» Data for this task
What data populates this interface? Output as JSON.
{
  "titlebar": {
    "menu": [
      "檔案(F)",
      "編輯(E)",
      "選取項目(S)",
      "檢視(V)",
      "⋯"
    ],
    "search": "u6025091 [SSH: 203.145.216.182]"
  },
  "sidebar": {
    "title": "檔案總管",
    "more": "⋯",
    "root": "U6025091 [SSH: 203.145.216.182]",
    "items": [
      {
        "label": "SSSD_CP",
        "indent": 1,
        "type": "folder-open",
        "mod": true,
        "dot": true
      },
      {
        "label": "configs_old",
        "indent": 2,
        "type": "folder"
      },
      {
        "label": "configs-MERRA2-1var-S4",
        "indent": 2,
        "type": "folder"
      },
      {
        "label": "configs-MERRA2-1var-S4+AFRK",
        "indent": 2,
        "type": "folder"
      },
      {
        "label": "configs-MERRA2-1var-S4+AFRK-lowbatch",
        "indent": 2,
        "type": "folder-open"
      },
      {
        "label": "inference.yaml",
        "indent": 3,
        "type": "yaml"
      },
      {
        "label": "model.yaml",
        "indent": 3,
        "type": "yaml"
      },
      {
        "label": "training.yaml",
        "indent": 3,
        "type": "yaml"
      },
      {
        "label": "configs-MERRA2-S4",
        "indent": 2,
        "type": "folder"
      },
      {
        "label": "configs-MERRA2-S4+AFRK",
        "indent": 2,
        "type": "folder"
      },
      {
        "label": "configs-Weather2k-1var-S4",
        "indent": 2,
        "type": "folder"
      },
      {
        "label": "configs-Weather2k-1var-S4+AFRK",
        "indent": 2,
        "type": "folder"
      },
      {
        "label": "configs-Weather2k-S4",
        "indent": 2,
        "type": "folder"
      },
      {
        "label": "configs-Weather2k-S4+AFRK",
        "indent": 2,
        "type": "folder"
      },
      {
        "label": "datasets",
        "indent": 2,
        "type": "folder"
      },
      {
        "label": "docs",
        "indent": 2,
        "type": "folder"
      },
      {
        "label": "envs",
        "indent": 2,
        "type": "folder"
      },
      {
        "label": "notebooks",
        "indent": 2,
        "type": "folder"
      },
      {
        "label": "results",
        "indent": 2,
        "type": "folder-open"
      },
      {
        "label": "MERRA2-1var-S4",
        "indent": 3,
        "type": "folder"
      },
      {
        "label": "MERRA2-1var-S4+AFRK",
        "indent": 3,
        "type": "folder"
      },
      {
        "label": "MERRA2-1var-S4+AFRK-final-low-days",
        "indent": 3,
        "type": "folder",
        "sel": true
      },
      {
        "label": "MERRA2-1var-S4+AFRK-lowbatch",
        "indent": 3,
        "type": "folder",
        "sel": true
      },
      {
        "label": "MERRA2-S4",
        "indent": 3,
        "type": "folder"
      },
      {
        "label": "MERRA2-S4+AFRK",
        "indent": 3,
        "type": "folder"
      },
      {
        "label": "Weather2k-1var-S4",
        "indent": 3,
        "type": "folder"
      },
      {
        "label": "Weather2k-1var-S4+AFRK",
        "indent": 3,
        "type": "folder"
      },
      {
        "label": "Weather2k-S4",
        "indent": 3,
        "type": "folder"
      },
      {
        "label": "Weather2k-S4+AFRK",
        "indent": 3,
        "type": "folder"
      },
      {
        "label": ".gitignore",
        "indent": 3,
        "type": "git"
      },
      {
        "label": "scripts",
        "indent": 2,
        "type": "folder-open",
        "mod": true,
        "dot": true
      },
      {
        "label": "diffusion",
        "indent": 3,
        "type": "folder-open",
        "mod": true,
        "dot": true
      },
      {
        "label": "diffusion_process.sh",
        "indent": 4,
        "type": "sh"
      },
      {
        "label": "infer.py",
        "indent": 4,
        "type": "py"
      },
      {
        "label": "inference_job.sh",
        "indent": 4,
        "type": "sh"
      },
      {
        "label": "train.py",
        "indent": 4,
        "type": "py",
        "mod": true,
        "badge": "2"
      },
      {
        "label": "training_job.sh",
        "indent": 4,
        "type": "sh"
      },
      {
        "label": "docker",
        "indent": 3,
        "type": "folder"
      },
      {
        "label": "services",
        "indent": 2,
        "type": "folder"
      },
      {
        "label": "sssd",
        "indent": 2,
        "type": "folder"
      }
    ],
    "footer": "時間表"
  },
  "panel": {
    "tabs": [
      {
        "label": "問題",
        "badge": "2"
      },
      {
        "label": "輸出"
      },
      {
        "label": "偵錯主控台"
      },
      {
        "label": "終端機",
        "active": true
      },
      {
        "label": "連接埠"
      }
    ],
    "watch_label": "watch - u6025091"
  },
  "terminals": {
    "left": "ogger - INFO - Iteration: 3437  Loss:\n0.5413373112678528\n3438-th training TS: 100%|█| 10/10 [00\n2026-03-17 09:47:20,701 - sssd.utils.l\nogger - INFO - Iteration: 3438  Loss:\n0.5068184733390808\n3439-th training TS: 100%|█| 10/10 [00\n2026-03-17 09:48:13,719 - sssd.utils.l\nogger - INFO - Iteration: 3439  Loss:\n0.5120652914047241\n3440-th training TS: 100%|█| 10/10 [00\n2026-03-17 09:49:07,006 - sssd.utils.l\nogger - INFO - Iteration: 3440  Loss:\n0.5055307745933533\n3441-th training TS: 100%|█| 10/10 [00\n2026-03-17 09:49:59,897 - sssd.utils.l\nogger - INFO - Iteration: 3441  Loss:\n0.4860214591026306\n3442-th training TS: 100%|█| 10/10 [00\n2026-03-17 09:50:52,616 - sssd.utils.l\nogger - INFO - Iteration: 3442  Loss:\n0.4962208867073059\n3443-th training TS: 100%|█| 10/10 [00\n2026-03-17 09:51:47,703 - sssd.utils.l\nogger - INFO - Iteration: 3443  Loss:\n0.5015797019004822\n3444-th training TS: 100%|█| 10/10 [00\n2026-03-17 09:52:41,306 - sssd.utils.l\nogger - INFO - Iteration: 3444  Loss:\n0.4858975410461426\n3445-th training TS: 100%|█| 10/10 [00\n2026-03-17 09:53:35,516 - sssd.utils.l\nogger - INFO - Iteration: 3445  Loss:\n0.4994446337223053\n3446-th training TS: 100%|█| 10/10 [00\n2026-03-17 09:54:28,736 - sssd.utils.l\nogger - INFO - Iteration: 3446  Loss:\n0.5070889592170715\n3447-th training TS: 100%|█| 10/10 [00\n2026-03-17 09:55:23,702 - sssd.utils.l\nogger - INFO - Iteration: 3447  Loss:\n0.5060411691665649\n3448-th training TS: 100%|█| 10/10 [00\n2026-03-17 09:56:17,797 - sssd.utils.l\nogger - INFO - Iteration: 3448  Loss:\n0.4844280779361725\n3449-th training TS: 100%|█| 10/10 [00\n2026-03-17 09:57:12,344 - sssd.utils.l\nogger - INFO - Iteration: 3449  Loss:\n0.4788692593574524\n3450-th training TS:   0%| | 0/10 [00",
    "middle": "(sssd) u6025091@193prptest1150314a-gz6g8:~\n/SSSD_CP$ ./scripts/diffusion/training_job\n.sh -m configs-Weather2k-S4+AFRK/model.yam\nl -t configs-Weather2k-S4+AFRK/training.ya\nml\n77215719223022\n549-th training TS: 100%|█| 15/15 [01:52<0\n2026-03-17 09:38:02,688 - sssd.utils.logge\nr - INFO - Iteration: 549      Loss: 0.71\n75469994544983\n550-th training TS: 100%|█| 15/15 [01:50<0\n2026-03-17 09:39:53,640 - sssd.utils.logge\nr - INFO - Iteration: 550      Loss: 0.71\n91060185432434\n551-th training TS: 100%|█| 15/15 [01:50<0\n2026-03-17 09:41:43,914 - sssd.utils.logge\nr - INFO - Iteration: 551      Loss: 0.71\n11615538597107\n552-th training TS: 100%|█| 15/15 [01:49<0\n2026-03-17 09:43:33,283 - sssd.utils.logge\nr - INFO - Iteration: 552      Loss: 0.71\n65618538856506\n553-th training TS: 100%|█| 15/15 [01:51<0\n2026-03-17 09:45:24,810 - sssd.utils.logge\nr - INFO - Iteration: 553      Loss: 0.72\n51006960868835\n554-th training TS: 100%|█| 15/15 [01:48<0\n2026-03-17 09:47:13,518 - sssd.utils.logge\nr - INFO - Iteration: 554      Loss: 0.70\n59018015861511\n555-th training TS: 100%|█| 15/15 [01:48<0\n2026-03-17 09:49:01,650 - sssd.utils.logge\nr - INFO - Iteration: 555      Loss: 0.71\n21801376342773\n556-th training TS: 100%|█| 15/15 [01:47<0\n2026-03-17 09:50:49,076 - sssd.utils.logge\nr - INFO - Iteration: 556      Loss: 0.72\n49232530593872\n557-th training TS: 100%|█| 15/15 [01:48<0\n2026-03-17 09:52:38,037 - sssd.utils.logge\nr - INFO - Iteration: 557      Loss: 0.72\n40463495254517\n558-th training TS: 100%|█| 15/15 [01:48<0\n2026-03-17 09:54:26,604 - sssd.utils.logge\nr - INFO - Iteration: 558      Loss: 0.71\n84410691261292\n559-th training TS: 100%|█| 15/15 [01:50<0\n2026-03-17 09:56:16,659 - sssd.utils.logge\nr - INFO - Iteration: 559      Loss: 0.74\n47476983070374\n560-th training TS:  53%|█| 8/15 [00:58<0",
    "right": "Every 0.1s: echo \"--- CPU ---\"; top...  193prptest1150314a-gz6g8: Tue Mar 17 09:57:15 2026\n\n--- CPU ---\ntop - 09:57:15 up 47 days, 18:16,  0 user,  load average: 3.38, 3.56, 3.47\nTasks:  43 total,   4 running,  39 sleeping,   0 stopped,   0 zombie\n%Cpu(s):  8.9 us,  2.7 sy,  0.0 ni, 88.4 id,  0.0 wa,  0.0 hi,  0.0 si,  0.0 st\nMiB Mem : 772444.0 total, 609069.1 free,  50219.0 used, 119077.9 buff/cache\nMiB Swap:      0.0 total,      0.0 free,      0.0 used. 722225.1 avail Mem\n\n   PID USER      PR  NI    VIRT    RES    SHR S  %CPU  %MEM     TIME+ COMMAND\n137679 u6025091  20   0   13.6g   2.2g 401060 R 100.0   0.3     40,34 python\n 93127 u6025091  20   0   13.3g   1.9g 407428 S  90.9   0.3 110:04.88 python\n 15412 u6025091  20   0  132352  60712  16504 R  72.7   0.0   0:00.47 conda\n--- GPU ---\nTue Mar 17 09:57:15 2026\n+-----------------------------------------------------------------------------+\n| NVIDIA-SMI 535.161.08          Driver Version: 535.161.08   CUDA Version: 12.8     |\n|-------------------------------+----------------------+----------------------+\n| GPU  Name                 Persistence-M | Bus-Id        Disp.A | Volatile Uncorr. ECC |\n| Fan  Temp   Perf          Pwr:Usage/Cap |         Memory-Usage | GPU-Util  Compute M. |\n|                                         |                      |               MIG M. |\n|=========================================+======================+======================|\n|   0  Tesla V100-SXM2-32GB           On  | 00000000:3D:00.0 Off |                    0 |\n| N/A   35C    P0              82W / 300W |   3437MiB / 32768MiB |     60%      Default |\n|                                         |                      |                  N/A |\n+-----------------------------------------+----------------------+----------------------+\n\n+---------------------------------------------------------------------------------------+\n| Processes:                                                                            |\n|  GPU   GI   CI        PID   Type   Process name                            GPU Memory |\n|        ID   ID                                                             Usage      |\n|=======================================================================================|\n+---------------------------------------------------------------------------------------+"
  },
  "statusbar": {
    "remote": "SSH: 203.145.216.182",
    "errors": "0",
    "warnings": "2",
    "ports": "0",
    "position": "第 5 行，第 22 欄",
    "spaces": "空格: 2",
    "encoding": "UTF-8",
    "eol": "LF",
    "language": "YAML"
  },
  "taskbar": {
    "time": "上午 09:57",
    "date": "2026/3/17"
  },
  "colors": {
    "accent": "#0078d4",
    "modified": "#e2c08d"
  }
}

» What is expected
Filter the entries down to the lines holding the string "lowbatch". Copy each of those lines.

» Answer to this exercise
        "label": "configs-MERRA2-1var-S4+AFRK-lowbatch",
        "label": "MERRA2-1var-S4+AFRK-lowbatch",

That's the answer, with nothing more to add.